These stuff-yourself buffets “are energy drainers, and your body honestly doesn’t need that much food at one time. It’s better to eat more often and in smaller portions,” certified personal trainer and spin instructor Rebecca Bennett says.
Another tip: Grab a smaller plate at the buffet rather than a larger one.
“You’ll be less likely to over pile food on a smaller plate, and if you’re still hungry for more, you can always get up for more,” says Rafael Landeiro, marketing manager at occupational health company Mobile Health.
Landeiro recently followed the small-plate rule and other smart-eating guidelines during a trip with his wife to Jamaica.
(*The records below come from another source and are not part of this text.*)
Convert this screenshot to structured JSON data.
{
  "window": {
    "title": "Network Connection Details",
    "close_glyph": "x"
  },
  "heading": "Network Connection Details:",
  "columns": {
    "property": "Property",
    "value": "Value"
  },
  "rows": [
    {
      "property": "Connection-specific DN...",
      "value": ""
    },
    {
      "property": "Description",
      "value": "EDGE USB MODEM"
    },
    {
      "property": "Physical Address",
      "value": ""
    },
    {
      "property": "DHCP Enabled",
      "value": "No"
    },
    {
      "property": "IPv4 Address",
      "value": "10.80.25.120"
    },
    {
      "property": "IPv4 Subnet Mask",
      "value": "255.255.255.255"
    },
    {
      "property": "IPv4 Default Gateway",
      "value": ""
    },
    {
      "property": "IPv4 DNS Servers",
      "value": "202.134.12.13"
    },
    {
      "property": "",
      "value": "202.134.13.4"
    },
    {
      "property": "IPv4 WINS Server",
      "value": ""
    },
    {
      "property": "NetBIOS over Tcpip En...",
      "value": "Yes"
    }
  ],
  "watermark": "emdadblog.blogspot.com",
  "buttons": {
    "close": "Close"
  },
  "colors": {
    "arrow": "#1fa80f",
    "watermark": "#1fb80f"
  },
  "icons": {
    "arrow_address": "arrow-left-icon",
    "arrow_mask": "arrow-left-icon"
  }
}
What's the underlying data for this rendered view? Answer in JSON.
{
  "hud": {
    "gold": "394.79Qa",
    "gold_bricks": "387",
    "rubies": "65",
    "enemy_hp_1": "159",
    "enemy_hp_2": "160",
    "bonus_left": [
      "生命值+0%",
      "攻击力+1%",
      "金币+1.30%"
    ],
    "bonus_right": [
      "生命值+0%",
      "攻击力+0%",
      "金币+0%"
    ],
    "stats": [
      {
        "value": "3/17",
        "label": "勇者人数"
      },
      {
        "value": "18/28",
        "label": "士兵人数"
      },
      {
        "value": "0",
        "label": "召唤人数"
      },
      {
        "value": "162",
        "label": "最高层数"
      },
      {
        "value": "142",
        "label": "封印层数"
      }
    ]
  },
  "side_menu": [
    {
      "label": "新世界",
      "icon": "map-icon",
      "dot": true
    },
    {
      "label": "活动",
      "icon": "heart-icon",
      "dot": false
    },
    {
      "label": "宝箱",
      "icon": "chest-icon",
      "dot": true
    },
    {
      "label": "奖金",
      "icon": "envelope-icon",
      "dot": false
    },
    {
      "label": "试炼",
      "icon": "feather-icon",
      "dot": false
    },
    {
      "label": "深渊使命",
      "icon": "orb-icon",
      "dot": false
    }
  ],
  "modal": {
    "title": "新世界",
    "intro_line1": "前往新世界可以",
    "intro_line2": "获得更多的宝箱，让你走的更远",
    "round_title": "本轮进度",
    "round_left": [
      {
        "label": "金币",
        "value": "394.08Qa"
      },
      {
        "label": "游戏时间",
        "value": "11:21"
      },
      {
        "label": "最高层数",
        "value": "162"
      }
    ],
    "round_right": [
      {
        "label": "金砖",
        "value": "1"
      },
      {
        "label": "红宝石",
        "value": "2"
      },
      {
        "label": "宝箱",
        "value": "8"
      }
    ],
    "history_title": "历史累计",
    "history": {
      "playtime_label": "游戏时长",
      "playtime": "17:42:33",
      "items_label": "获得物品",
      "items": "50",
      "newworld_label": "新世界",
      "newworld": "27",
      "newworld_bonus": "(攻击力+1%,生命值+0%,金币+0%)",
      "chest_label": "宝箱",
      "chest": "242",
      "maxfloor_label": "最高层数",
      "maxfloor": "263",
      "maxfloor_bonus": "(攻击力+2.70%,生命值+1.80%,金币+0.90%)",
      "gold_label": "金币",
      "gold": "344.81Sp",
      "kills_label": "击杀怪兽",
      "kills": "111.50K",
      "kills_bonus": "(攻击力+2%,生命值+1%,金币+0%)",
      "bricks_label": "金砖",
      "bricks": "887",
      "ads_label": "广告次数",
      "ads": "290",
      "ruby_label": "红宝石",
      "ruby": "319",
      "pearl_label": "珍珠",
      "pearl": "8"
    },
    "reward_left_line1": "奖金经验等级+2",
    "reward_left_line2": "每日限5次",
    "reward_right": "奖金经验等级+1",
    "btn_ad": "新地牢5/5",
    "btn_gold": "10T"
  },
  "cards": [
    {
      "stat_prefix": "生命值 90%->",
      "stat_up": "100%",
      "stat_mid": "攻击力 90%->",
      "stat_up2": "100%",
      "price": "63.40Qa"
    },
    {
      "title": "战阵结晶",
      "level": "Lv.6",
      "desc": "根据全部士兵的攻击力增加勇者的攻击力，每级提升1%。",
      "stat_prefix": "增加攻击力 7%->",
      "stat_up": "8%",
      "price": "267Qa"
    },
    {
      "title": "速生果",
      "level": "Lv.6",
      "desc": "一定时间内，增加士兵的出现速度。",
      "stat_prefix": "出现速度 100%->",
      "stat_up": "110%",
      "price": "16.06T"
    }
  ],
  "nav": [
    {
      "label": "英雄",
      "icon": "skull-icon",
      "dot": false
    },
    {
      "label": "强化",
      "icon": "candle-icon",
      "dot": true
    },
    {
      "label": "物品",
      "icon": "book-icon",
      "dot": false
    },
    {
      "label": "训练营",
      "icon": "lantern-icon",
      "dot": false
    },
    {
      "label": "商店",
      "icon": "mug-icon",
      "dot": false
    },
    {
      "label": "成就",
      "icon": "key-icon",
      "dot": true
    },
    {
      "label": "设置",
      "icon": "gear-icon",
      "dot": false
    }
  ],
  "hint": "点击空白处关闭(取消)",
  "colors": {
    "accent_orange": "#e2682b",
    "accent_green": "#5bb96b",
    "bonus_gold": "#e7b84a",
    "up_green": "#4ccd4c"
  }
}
9. Put on the chef’s hat.
If you’re staying in a hotel room or condo equipped with a kitchen, use it. Chowing down on do-it-yourself meals can save money — and your waistline.
Certified holistic health coach and self-proclaimed “road warrior” Melanie Young, author of “Fearless Fabulous You: Lessons on Living Life on Your Terms,” recommends hunting for local farmers markets where you can pick up fresh fruits and vegetables, along with local specialty foods.
10. Add physical activity to the itinerary.
To rev up your heart rate, blend sightseeing with exercise. Ficek, the registered dietitian, suggests incorporating a walking, cycling or running tour into your vacation schedule. Your heart will be pumping due to the physical exertion — as well as the new sights you’ll come across.
Bennett offers these other ideas for enjoyable yet beneficial activities: kayaking in a local river, hiking in a park or in the mountains, walking on the beach or swimming in the hotel’s pool.
11. Climb the stairs.
Instead of zipping to your fourth-floor hotel room in an elevator, walk to and from your temporary home, Ficek recommends. Don’t take the stairs, though, if your room is on the 31st floor and you’re not in marathon-worthy shape.
12. Hit the gym.
If your hotel or resort has a gym, carve out some time to work up a sweat there.
“I watch the morning news shows on a stationary bike,” Young says. “If you are not a hotel-gym person, many hotels offer in-room workout programs on their televisions. I use the big, overpriced water bottles in my room as hand weights rather than spending $5 a bottle for the water.”